I suggest contacting Chuck Ellenbaum from DuPage who is well-prepared and
credentialed in both anthropology and religion ELLENBAU@...
contact the American Anthro. Association for contact with the new section
recognized just a couple of years ago on Anthropology of Religion. They have
an outstanding list of leaders well-prepared in the research within this
> -----Original Message-----
> From: Popplestone, Ann [SMTP:Ann.Popplestone@...]
> Sent: Thursday, September 30, 1999 6:23 PM
> To: 'SACC-L'
> Subject: [SACC-L] FW: Clarification of my 'Plea for Help'
> -----Original Message-----
> From: peachee@... <mailto:peachee@...>
> [SMTP:peachee@...] <mailto:[SMTP:peachee@...]>
> Sent: Thursday, September 30, 1999 6:14 PM
> To: Ann.Popplestone@...
> Subject: Clarification of my 'Plea for Help'
> Dear Members of SACC-L:
> Based on today's mail, I started something that as Mr. Whatley points out
> really does not belong here. Please let me clarify my goals and thus,
> hopefully, avoid further misunderstandings of my purpose.
> My Purpose:
> I am looking for information, to be plugged into a simple chart, on
> specific religions (and their denominations) and their response to
> Darwinian evolutionary theory.
> Two examples:
> Literal Reading of the Biblical book of Genesis. (Akin to Usher
> Arguments put forward as "TRUTH vs. Theory"
> See: Lubavitcher Rebbe: Rabbi Menachem M. Schneerson (
> Roman Catholicism:
> Accepts principle that one can believe in Evolution and be a good Roman
> See: Pope John Paul II's Oct. 22, 1996 remarks to the Pontifical Academy
> of Science.
> (Found in: Origins, v. 27, no. 34, (Feb. 12, 1998.))
> Also: Popes before John Paul II have spoken favorably on Darwinian
> evolution, though with the condition that the believer posit the "special
> creation of the soul" at some point in the evolutionary plan.
> (Note: These two entries were sent to me by list members. Thank you.)
> The two reasons for my gathering this information:
> One: To remedy my own ignorance and accordingly be better able to talk
> with my students. I have students who are Muslim, Hindu, Buddhist, etc.
> in my class and I do not know their religion's take on Darwinian
> evolutionary theory.
> Also, I have students who are worried that they are not supposed to even
> listen to the ideas put forward in Darwinian evolutionary theory when
> there is actually no reason why they should be possessed of that fear. (I
> can't tell you how many Roman Catholic students have told me that they
> thought that they were being 'bad' for taking Anthropology.)
> It should also be noted that I do attend a church and have looked at the
> Biblical Book of Genesis' two creation accounts. I do not agree with Mr.
> Whatley's interpretation of that text, but wholeheartedly agree with his
> point that there are many Protestant Christians who do not at all believe

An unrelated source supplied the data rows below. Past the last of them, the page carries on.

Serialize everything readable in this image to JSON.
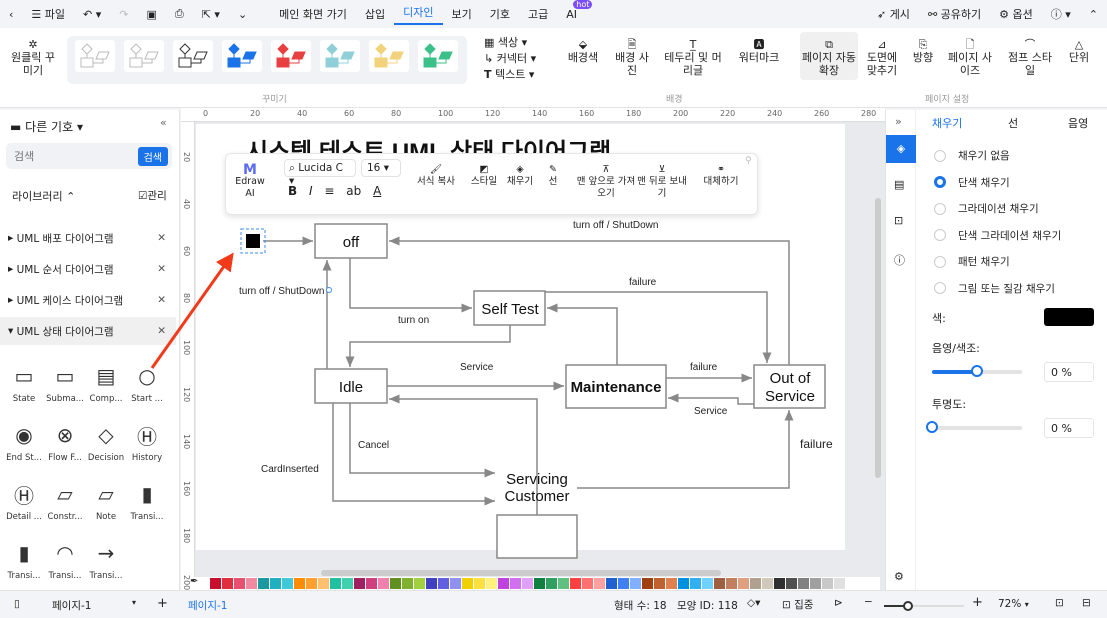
{
  "menubar": {
    "file": "파일",
    "items": [
      "메인 화면 가기",
      "삽입",
      "디자인",
      "보기",
      "기호",
      "고급",
      "AI"
    ],
    "active": "디자인",
    "hot_badge": "hot",
    "right": {
      "publish": "게시",
      "share": "공유하기",
      "options": "옵션"
    }
  },
  "ribbon": {
    "one_click": "원클릭 꾸미기",
    "decorate_group": "꾸미기",
    "color": "색상",
    "connector": "커넥터",
    "text": "텍스트",
    "bg_color": "배경색",
    "bg_image": "배경 사진",
    "border_header": "테두리 및 머리글",
    "watermark": "워터마크",
    "bg_group": "배경",
    "auto_expand": "페이지 자동 확장",
    "fit_drawing": "도면에 맞추기",
    "orientation": "방향",
    "page_size": "페이지 사이즈",
    "jump_style": "점프 스타일",
    "unit": "단위",
    "page_setup_group": "페이지 설정",
    "theme_colors": [
      "#bbbbbb",
      "#bbbbbb",
      "#333333",
      "#1a73e8",
      "#e84040",
      "#8fd0d8",
      "#f2d27a",
      "#3cc08a"
    ]
  },
  "left": {
    "title": "다른 기호",
    "search_placeholder": "검색",
    "search_btn": "검색",
    "library": "라이브러리",
    "manage": "관리",
    "libs": [
      "UML 배포 다이어그램",
      "UML 순서 다이어그램",
      "UML 케이스 다이어그램",
      "UML 상태 다이어그램"
    ],
    "symbols": [
      "State",
      "Subma...",
      "Comp...",
      "Start ...",
      "End St...",
      "Flow F...",
      "Decision",
      "History",
      "Detail ...",
      "Constr...",
      "Note",
      "Transi...",
      "Transi...",
      "Transi...",
      "Transi..."
    ]
  },
  "ruler": {
    "top": [
      "0",
      "20",
      "40",
      "60",
      "80",
      "100",
      "120",
      "140",
      "160",
      "180",
      "200",
      "220",
      "240",
      "260",
      "280"
    ],
    "left": [
      "20",
      "40",
      "60",
      "80",
      "100",
      "120",
      "140",
      "160",
      "180",
      "200"
    ]
  },
  "canvas": {
    "title": "시스템 테스트 UML 상태 다이어그램",
    "states": {
      "off": "off",
      "self_test": "Self Test",
      "idle": "Idle",
      "maintenance": "Maintenance",
      "oos1": "Out of",
      "oos2": "Service",
      "sc1": "Servicing",
      "sc2": "Customer"
    },
    "labels": {
      "shutdown_top": "turn off / ShutDown",
      "shutdown_left": "turn off / ShutDown",
      "turn_on": "turn on",
      "failure1": "failure",
      "service1": "Service",
      "failure2": "failure",
      "service2": "Service",
      "cancel": "Cancel",
      "card": "CardInserted",
      "failure3": "failure"
    }
  },
  "floatbar": {
    "ai": "Edraw AI",
    "font": "Lucida C",
    "size": "16",
    "format_copy": "서식 복사",
    "style": "스타일",
    "fill": "채우기",
    "line": "선",
    "front": "맨 앞으로 가져오기",
    "back": "맨 뒤로 보내기",
    "replace": "대체하기"
  },
  "right": {
    "tabs": [
      "채우기",
      "선",
      "음영"
    ],
    "options": [
      "채우기 없음",
      "단색 채우기",
      "그라데이션 채우기",
      "단색 그라데이션 채우기",
      "패턴 채우기",
      "그림 또는 질감 채우기"
    ],
    "selected": 1,
    "color_label": "색:",
    "color": "#000000",
    "shade_label": "음영/색조:",
    "shade_value": "0 %",
    "shade_level": 0.5,
    "opacity_label": "투명도:",
    "opacity_value": "0 %",
    "opacity_level": 0
  },
  "palette": [
    "#c8102e",
    "#e03040",
    "#e85070",
    "#f08aa0",
    "#1a9aa0",
    "#20b0c0",
    "#40c8d8",
    "#ff8c00",
    "#ffa030",
    "#ffc070",
    "#20c0a0",
    "#40d0b0",
    "#a02060",
    "#d04080",
    "#f080b0",
    "#609020",
    "#80b030",
    "#a0d040",
    "#4040c0",
    "#6060e0",
    "#9090f0",
    "#f0d000",
    "#ffe040",
    "#fff080",
    "#c040e0",
    "#d070f0",
    "#e0a0f8",
    "#108040",
    "#30a060",
    "#60c080",
    "#ff4040",
    "#ff7070",
    "#ffa0a0",
    "#2060d0",
    "#4080f0",
    "#80b0ff",
    "#a04010",
    "#c06030",
    "#e08050",
    "#0090e0",
    "#30b0f0",
    "#70d0ff",
    "#a06040",
    "#c08060",
    "#e0a080",
    "#b0a090",
    "#d0c8b8",
    "#303030",
    "#505050",
    "#808080",
    "#a0a0a0",
    "#c8c8c8",
    "#e0e0e0"
  ],
  "status": {
    "page_select": "페이지-1",
    "page_tab": "페이지-1",
    "shape_count": "형태 수: 18",
    "shape_id": "모양 ID: 118",
    "focus": "집중",
    "zoom": "72%",
    "zoom_level": 0.3
  }
}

> in Usher's calculation as TRUTH. (Indeed, even William Jennings Bryan,
> Protestant Christian fundamentalist extraordinaire, revealed at the Scope

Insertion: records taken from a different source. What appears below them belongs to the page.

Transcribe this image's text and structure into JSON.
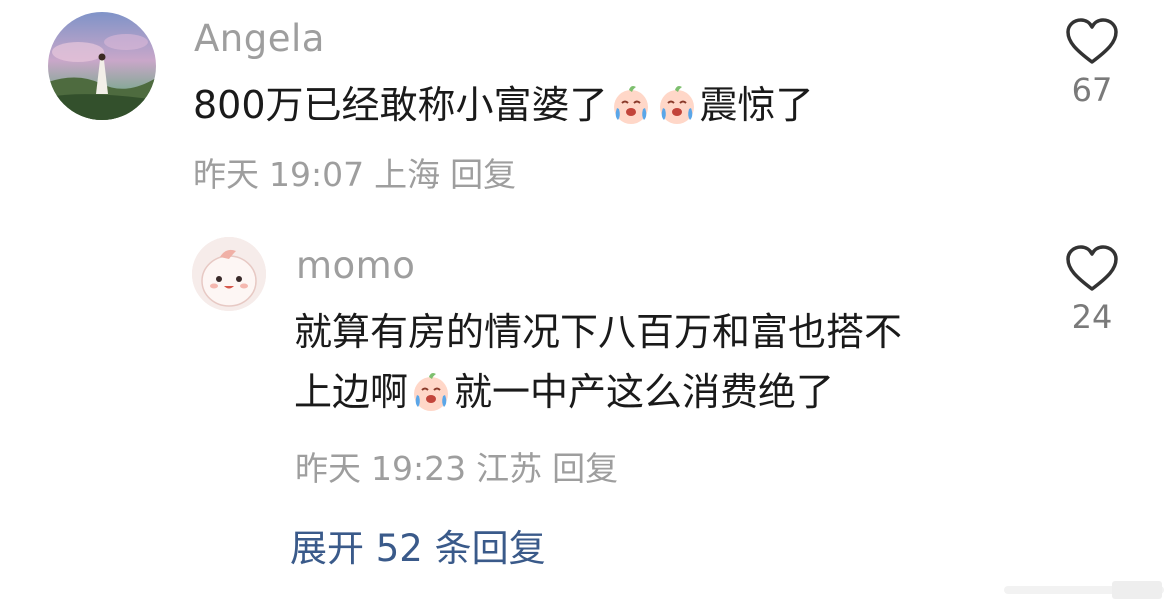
{
  "comments": [
    {
      "username": "Angela",
      "text_parts": [
        "800万已经敢称小富婆了",
        "",
        "",
        "震惊了"
      ],
      "date": "昨天",
      "time": "19:07",
      "location": "上海",
      "reply_label": "回复",
      "likes": "67"
    },
    {
      "username": "momo",
      "line1": "就算有房的情况下八百万和富也搭不",
      "line2_a": "上边啊",
      "line2_b": "就一中产这么消费绝了",
      "date": "昨天",
      "time": "19:23",
      "location": "江苏",
      "reply_label": "回复",
      "likes": "24"
    }
  ],
  "expand_label": "展开 52 条回复",
  "emoji_name": "crying-face-emoji",
  "colors": {
    "username": "#9e9e9e",
    "text": "#1a1a1a",
    "meta": "#9e9e9e",
    "link": "#3a5a8a"
  }
}
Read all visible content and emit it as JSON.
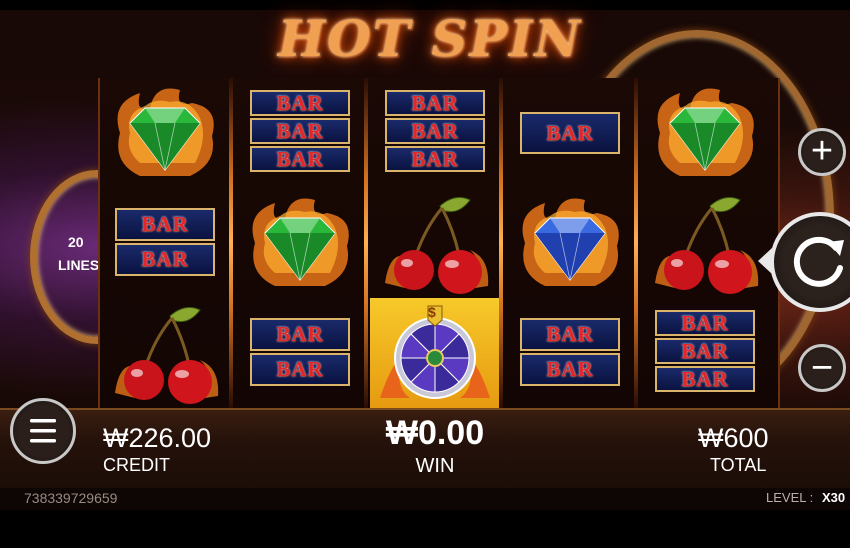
{
  "game": {
    "title": "HOT SPIN",
    "lines_count": "20",
    "lines_label": "LINES"
  },
  "reels": [
    [
      "green-diamond",
      "bar-double",
      "cherry"
    ],
    [
      "bar-triple",
      "green-diamond",
      "bar-double"
    ],
    [
      "bar-triple",
      "cherry",
      "wheel-bonus"
    ],
    [
      "bar-single",
      "blue-diamond",
      "bar-double"
    ],
    [
      "green-diamond",
      "cherry",
      "bar-triple"
    ]
  ],
  "bar_text": "BAR",
  "wheel_symbol": "$",
  "hud": {
    "credit_amount": "₩226.00",
    "credit_label": "CREDIT",
    "win_amount": "₩0.00",
    "win_label": "WIN",
    "total_amount": "₩600",
    "total_label": "TOTAL"
  },
  "footer": {
    "session_id": "738339729659",
    "level_label": "LEVEL :",
    "level_value": "X30"
  },
  "controls": {
    "menu_icon": "menu-icon",
    "increase_icon": "plus-icon",
    "spin_icon": "spin-refresh-icon",
    "decrease_icon": "minus-icon",
    "plus_glyph": "+",
    "minus_glyph": "−"
  },
  "colors": {
    "bar_text": "#e3262a",
    "bar_bg": "#0a1240",
    "gold": "#d9b46a",
    "highlight": "#f7c92a"
  }
}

> Trial that he did not agree with this calculation.)
> Two: I respectfully disagree with Mr. Whatley's assertion that local
> boards will continue to do what they are not forced to do by their state

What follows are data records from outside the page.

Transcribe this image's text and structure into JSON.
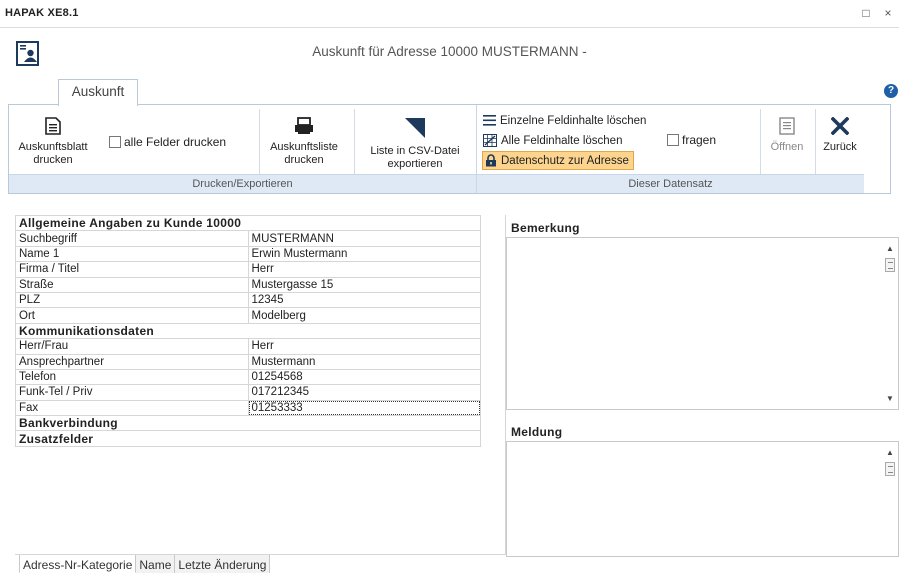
{
  "window": {
    "title": "HAPAK XE8.1",
    "maximize_glyph": "□",
    "close_glyph": "×"
  },
  "header": {
    "title": "Auskunft für Adresse 10000 MUSTERMANN -",
    "icon": "address-card-icon"
  },
  "tabs": [
    {
      "label": "Auskunft",
      "active": true
    }
  ],
  "help_glyph": "?",
  "ribbon": {
    "groups": [
      {
        "label": "Drucken/Exportieren",
        "buttons": {
          "auskunftsblatt": "Auskunftsblatt\ndrucken",
          "alle_felder": "alle Felder drucken",
          "auskunftsliste": "Auskunftsliste\ndrucken",
          "csv": "Liste in CSV-Datei\nexportieren"
        }
      },
      {
        "label": "Dieser Datensatz",
        "buttons": {
          "einzelne": "Einzelne Feldinhalte löschen",
          "alle": "Alle Feldinhalte löschen",
          "fragen": "fragen",
          "datenschutz": "Datenschutz zur Adresse",
          "oeffnen": "Öffnen",
          "zurueck": "Zurück"
        }
      }
    ]
  },
  "grid": {
    "rows": [
      {
        "section": true,
        "label": "Allgemeine Angaben zu Kunde 10000"
      },
      {
        "label": "Suchbegriff",
        "value": "MUSTERMANN"
      },
      {
        "label": "Name 1",
        "value": "Erwin Mustermann"
      },
      {
        "label": "Firma / Titel",
        "value": "Herr"
      },
      {
        "label": "Straße",
        "value": "Mustergasse 15"
      },
      {
        "label": "PLZ",
        "value": "12345"
      },
      {
        "label": "Ort",
        "value": "Modelberg"
      },
      {
        "section": true,
        "label": "Kommunikationsdaten"
      },
      {
        "label": "Herr/Frau",
        "value": "Herr"
      },
      {
        "label": "Ansprechpartner",
        "value": "Mustermann"
      },
      {
        "label": "Telefon",
        "value": "01254568"
      },
      {
        "label": "Funk-Tel / Priv",
        "value": "017212345"
      },
      {
        "label": "Fax",
        "value": "01253333",
        "focused": true
      },
      {
        "section": true,
        "label": "Bankverbindung"
      },
      {
        "section": true,
        "label": "Zusatzfelder"
      }
    ]
  },
  "right": {
    "bemerkung_label": "Bemerkung",
    "bemerkung_value": "",
    "meldung_label": "Meldung",
    "meldung_value": ""
  },
  "bottom_tabs": [
    "Adress-Nr-Kategorie",
    "Name",
    "Letzte Änderung"
  ]
}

> department of education. Local BOEs IMHO will always take the path of
> least resistance. In Kansas, I suspect that most BOEs will eliminate from
> their local curriculums that for which the state will not hold them
> accountable. In my particular case, there certainly is not any requirement
> in New Jersey for Social Studies departments to offer an Anthropology
> elective course. Thus I very much fear that one complaint not met with an
> intelligent, well-informed reponse on my part will result in the BOE
> taking the path of least resistance and just cancelling the course.
> Thus, if you know the position (with a citation) on Darwinian evolutionary
> theory of a specific denomimation, such as the Presbyterian, Mormon,
> Eastern Orthodoxy (to just use Christian examples), please send it my way
> and I'll plug it into my chart.
> Thanks in advance for your help and, as I really prefer to be a lurker,
> I'm really sorry to have caused any problems. Mr. Whatley is correct in
> that talkorigins.org is a better venue for a debate on creation beliefs as
> they apply to Darwinian evolutionary theory and vice versa.
> Matthew Higgins.